CMS’ vaccine mandate for health care workers can be enforced in all states, now that the U.S. District Court for the Northern District of Texas has dismissed a separate lawsuit filed by Texas contesting the federal mandate. As reported last week, the Supreme Court voted earlier this month to permit the mandate to be enforced in the 24 states that had requested a legal stay last fall. As a result of the district court’s action, the preliminary injunction in Texas has been lifted.
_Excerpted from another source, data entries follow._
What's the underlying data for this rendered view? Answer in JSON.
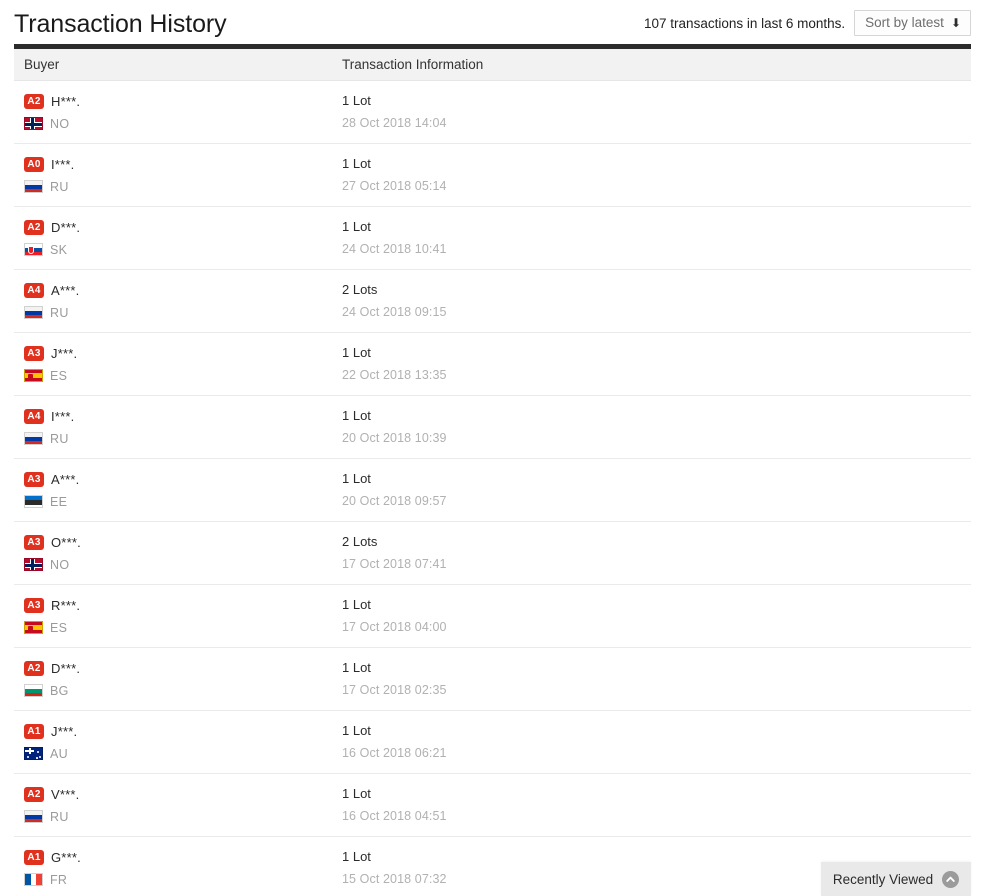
{
  "header": {
    "title": "Transaction History",
    "transaction_count_text": "107 transactions in last 6 months.",
    "sort_button_label": "Sort by latest",
    "sort_button_icon": "arrow-down-icon"
  },
  "table": {
    "columns": {
      "buyer": "Buyer",
      "transaction_information": "Transaction Information"
    },
    "rows": [
      {
        "rating": "A2",
        "buyer": "H***.",
        "country": "NO",
        "lots": "1 Lot",
        "date": "28 Oct 2018 14:04"
      },
      {
        "rating": "A0",
        "buyer": "I***.",
        "country": "RU",
        "lots": "1 Lot",
        "date": "27 Oct 2018 05:14"
      },
      {
        "rating": "A2",
        "buyer": "D***.",
        "country": "SK",
        "lots": "1 Lot",
        "date": "24 Oct 2018 10:41"
      },
      {
        "rating": "A4",
        "buyer": "A***.",
        "country": "RU",
        "lots": "2 Lots",
        "date": "24 Oct 2018 09:15"
      },
      {
        "rating": "A3",
        "buyer": "J***.",
        "country": "ES",
        "lots": "1 Lot",
        "date": "22 Oct 2018 13:35"
      },
      {
        "rating": "A4",
        "buyer": "I***.",
        "country": "RU",
        "lots": "1 Lot",
        "date": "20 Oct 2018 10:39"
      },
      {
        "rating": "A3",
        "buyer": "A***.",
        "country": "EE",
        "lots": "1 Lot",
        "date": "20 Oct 2018 09:57"
      },
      {
        "rating": "A3",
        "buyer": "O***.",
        "country": "NO",
        "lots": "2 Lots",
        "date": "17 Oct 2018 07:41"
      },
      {
        "rating": "A3",
        "buyer": "R***.",
        "country": "ES",
        "lots": "1 Lot",
        "date": "17 Oct 2018 04:00"
      },
      {
        "rating": "A2",
        "buyer": "D***.",
        "country": "BG",
        "lots": "1 Lot",
        "date": "17 Oct 2018 02:35"
      },
      {
        "rating": "A1",
        "buyer": "J***.",
        "country": "AU",
        "lots": "1 Lot",
        "date": "16 Oct 2018 06:21"
      },
      {
        "rating": "A2",
        "buyer": "V***.",
        "country": "RU",
        "lots": "1 Lot",
        "date": "16 Oct 2018 04:51"
      },
      {
        "rating": "A1",
        "buyer": "G***.",
        "country": "FR",
        "lots": "1 Lot",
        "date": "15 Oct 2018 07:32"
      }
    ]
  },
  "recently_viewed": {
    "label": "Recently Viewed",
    "icon": "chevron-up-circle-icon"
  },
  "colors": {
    "badge_red": "#e0301e",
    "rule_dark": "#2b2b2b",
    "header_row_bg": "#f2f2f2",
    "muted_text": "#b1b1b1",
    "widget_bg": "#e9e9e9"
  }
}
“Pharma Bro” Martin Shkreli is banned from the pharmaceutical industry for life, the U.S. District Court for the Southern District of New York ruled on Jan. 14. He must also pay back $64.6 million “in net profits from his wrongdoing,” according to the court order. The Federal Trade Commission and New York’s attorney general filed a lawsuit in January 2020 against Shkreli alleging that he and his former company, Turing Pharmaceuticals, which became Vyera Pharmaceuticals, illegally blocked other companies from developing generic versions of Daraprim (pyrimethamine) to maintain a monopoly over the drug. The attorneys general of six other states subsequently joined the lawsuit. Turing bought the U.S. marketing rights to Daraprim in 2015 and raised the price from $13.50 to $750 per pill. Vyera and its parent company, Phoenixus AG, agreed last month to a $40 million settlement in related litigation.
Mark Cuban Cost Plus Drug Company (MCCPDC) launched an online pharmacy Wednesday with an initial inventory of 100 drugs. Mark Cuban established the drug company a year ago to produce less expensive versions of high-cost generic drugs. The new online pharmacy does not accept insurance because MCCPDC does not partner with third-party PBMs; in October, the company launched its own PBM — which it says stands for “patient benefit manager” — to serve companies that provide prescription coverage in their employee benefit plans. In a news release, MCCPDC said its pharmacy prices reflect actual manufacturer prices plus a flat 15% margin and pharmacist fee, adding that the prices are “often less than what most insurance plans’ deductible and copay requirements would total.”
Belgian biopharmaceutical company UCB and Zogenix, a biopharmaceutical firm based in Emeryville, Calif., signed a definitive agreement for UCB to acquire Zogenix in a transaction valued at up to approximately $1.9 billion. The boards of both companies have approved the acquisition, which is subject to completion of a tender offer, regulatory approvals, and other customary closing conditions. The transaction is expected to close during the second quarter. With the acquisition, UCB will gain Zogenix’s Fintepla (fenfluramine), which the FDA approved in June 2020 as a treatment for seizures associated with a form of epilepsy known as Dravet syndrome. The FDA is also evaluating whether to approve the drug as a treatment for seizures associated with Lennox-Gastaut syndrome, another form of epilepsy.
Walgreens launched an interactive COVID-19 tracking tool to “identify the spread of current and emerging variants in near real-time,” the company announced Wednesday. The pharmacy chain said its Walgreens COVID-19 Index can track the spread of the omicron variant more quickly than other methods, within 24 to 48 hours. The tool uses proprietary data from PCR testing services administered by Walgreens at more than 5,000 of its locations and performed by Aegis Sciences Corp., Walgreens’ testing partner.
The Medicare CEC Model: Using Lessons Learned To Improve Value-Based Kidney Care. Health Affairs, 1.18.22
Trends in Health Service Use for Canadian Adults With Dementia and Parkinson Disease During the First Wave of the COVID-19 Pandemic. JAMA Health Forum, 1.21.22
Audio Interview: Crushing the Covid-19 Curve. NEJM, 1.20.22